As W.Va. awaits, Pitt's offense lacks consistency
Pitt leads the Big East Conference despite going nearly a full season without its offense living up to expectations.
The deep passes to Jon Baldwin are missing, and his statistics are way down. All those long runs by Dion Lewis are missing, and his statistics are way down. With a couple of regular season games remaining, Lewis has 1,138 fewer yards rushing than he ended with last season, and Baldwin has nearly 500 fewer yards receiving.
Some coaches would be panicking. Pitt coach Dave Wannstedt has the same patience he had when the season began.
With the conference title still unclaimed and rival West Virginia arriving on Friday with a defense that hasn't allowed any opponent to score more than 21 points, this would be a good week for Pittsburgh's offense to begin showing some consistency and big-play capability.
Pitt ranks only 75th nationally in total offense with a 362.1 yards per game average, down from No. 52 last season. West Virginia is 74th offensively, but is No. 4 defensively. Pitt is No. 12 defensively.
''We're still a work in progress, but we have made progress,'' Wannstedt said Monday. ''If we don't turn the ball over, if we protect the football, we have a chance to go out there and be productive on offense. I think we need to let West Virginia know that Jon Baldwin is capable of breaking the game open, as are Mike Shanahan, Dion Lewis and Ray Graham. I think both offenses have enough talent that you just can't let your guard down.''
Pitt (6-4, 5-1 in Big East) can claim the conference title if it beats West Virginia (7-3, 3-2) and Cincinnati (4-6, 2-3) on Dec. 4. The Panthers will claim at least a share of the title if they win Friday, but won't get the accompanying BCS bid unless they also win at Cincinnati or Connecticut (6-4, 3-2) loses to Cincinnati on Friday or at South Florida on Dec. 4.
The Panthers might be more confident of finding a seam or two in West Virginia's unconventional 3-3-5 defense if Baldwin was getting open downfield like he did last season, when he averaged 19.5 yards per catch. This season, he has a 16.1 average. Or if Lewis was running like he did when he gained at least 110 yards in each of Pitt's last eight games a year ago.
Lewis has been held to two 100-yard games this season, including a season-high 130 against Rutgers on Oct. 23. He had 106 yards and a game-deciding 22-yard touchdown run Saturday as Pitt edged South Florida 17-10.
Lewis isn't Pitt's leading rusher, as Ray Graham has gained 804 yards.
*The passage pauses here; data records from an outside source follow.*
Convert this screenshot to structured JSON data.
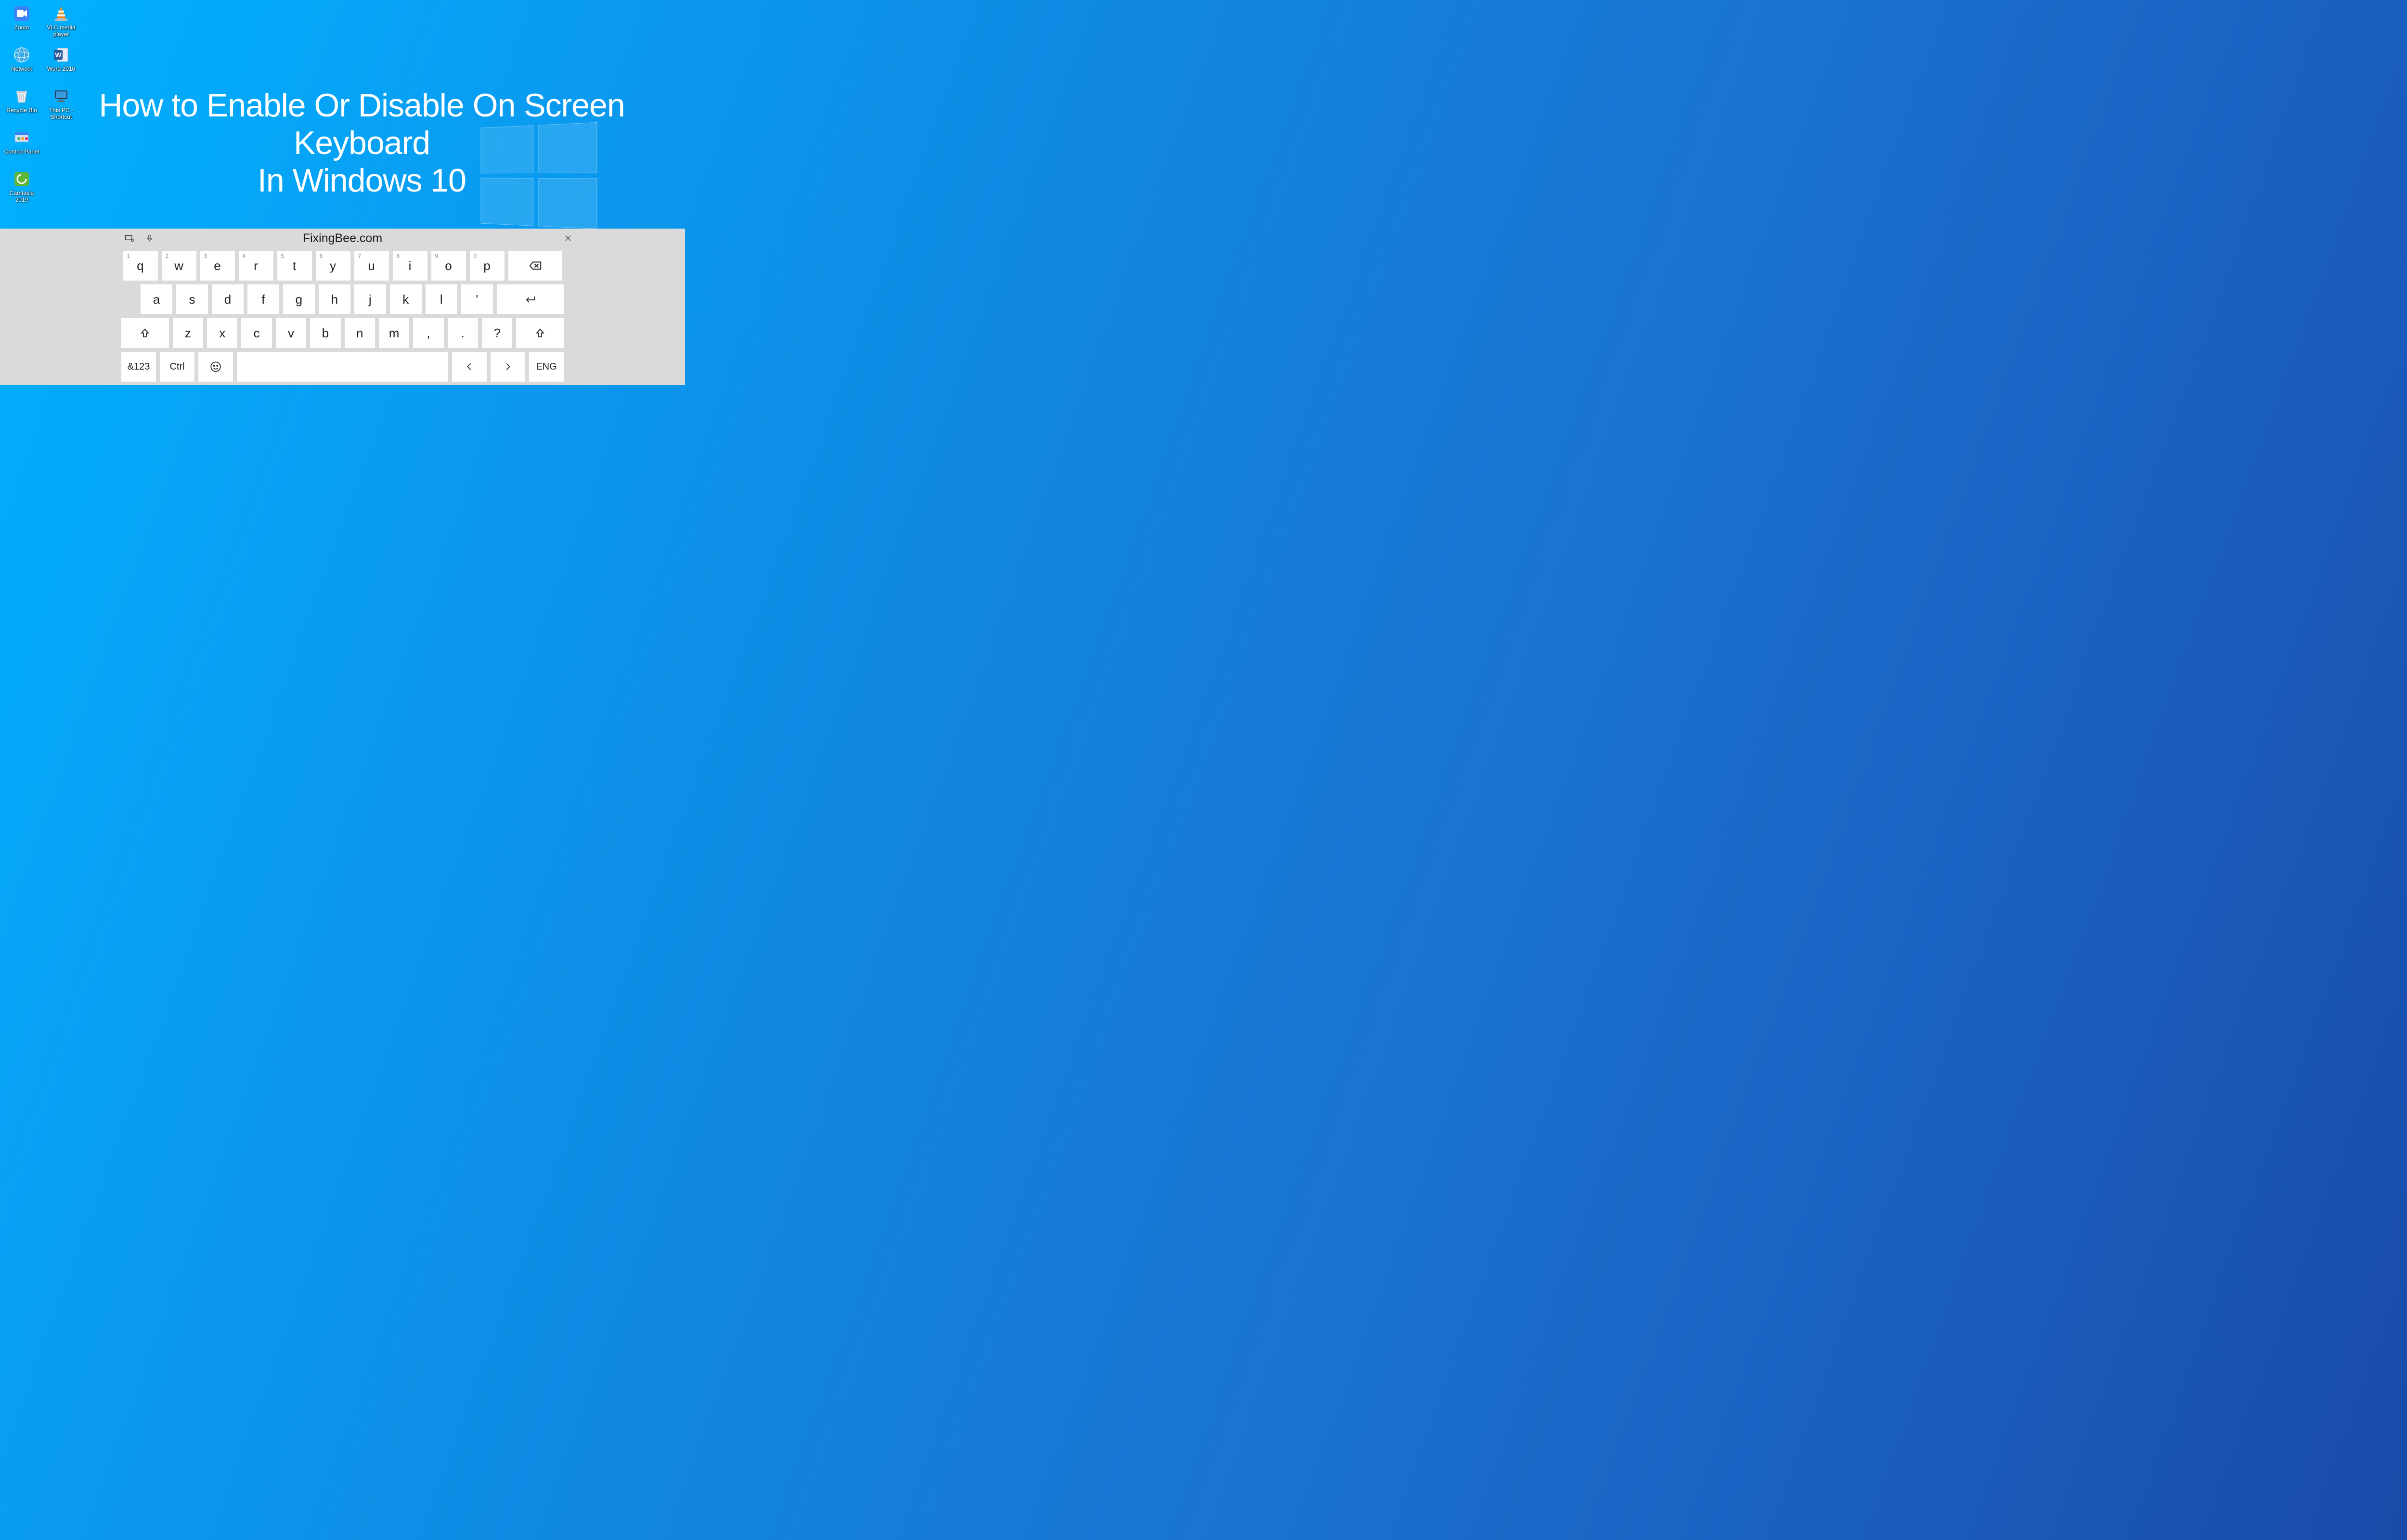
{
  "desktop": {
    "col1": [
      {
        "label": "Zoom",
        "name": "zoom",
        "color": "#3a82f7",
        "glyph": "camera"
      },
      {
        "label": "Network",
        "name": "network",
        "color": "#3ba9e4",
        "glyph": "globe"
      },
      {
        "label": "Recycle Bin",
        "name": "recycle-bin",
        "color": "#e7edf0",
        "glyph": "bin"
      },
      {
        "label": "Control Panel",
        "name": "control-panel",
        "color": "#3a82f7",
        "glyph": "panel"
      },
      {
        "label": "Camtasia 2019",
        "name": "camtasia",
        "color": "#5fb638",
        "glyph": "camtasia"
      }
    ],
    "col2": [
      {
        "label": "VLC media player",
        "name": "vlc",
        "color": "#f08a24",
        "glyph": "cone"
      },
      {
        "label": "Word 2016",
        "name": "word",
        "color": "#2b579a",
        "glyph": "word"
      },
      {
        "label": "This PC - Shortcut",
        "name": "this-pc",
        "color": "#2a3b55",
        "glyph": "monitor"
      }
    ]
  },
  "headline": {
    "line1": "How to Enable Or Disable On Screen Keyboard",
    "line2": "In Windows 10"
  },
  "keyboard": {
    "brand": "FixingBee.com",
    "row1": [
      {
        "main": "q",
        "sup": "1"
      },
      {
        "main": "w",
        "sup": "2"
      },
      {
        "main": "e",
        "sup": "3"
      },
      {
        "main": "r",
        "sup": "4"
      },
      {
        "main": "t",
        "sup": "5"
      },
      {
        "main": "y",
        "sup": "6"
      },
      {
        "main": "u",
        "sup": "7"
      },
      {
        "main": "i",
        "sup": "8"
      },
      {
        "main": "o",
        "sup": "9"
      },
      {
        "main": "p",
        "sup": "0"
      }
    ],
    "backspace": "⌫",
    "row2": [
      "a",
      "s",
      "d",
      "f",
      "g",
      "h",
      "j",
      "k",
      "l",
      "'"
    ],
    "enter": "↵",
    "row3": [
      "z",
      "x",
      "c",
      "v",
      "b",
      "n",
      "m",
      ",",
      ".",
      "?"
    ],
    "shift": "↑",
    "row4": {
      "numsym": "&123",
      "ctrl": "Ctrl",
      "emoji": "☺",
      "left": "〈",
      "right": "〉",
      "lang": "ENG"
    }
  }
}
Most games, Wannstedt sorts out which back is running better and stays with him.
''We played Dion Lewis a lot more last week,'' Wannstedt said. ''We felt that Dion Lewis had a little hotter hand and was seeing things quicker, so we went with him more.''
While quarterback Tino Sunseri's statistics are up since early in the season, he's still not as consistent as Bill Stull was in 2009. Pitt's offensive line also hasn't played up to the level of last season's line, which was much more experienced.
''Consistency wise, it's a challenge every week,'' Wannstedt said. ''The thing that can sometimes make an offense look not as effective is it could be that just one guy is off. All it takes is pressure from one lineman who misses his block or doesn't read it right. Everybody else is perfect, the route is perfect, the quarterback knows where to throw the ball and you throw it away.''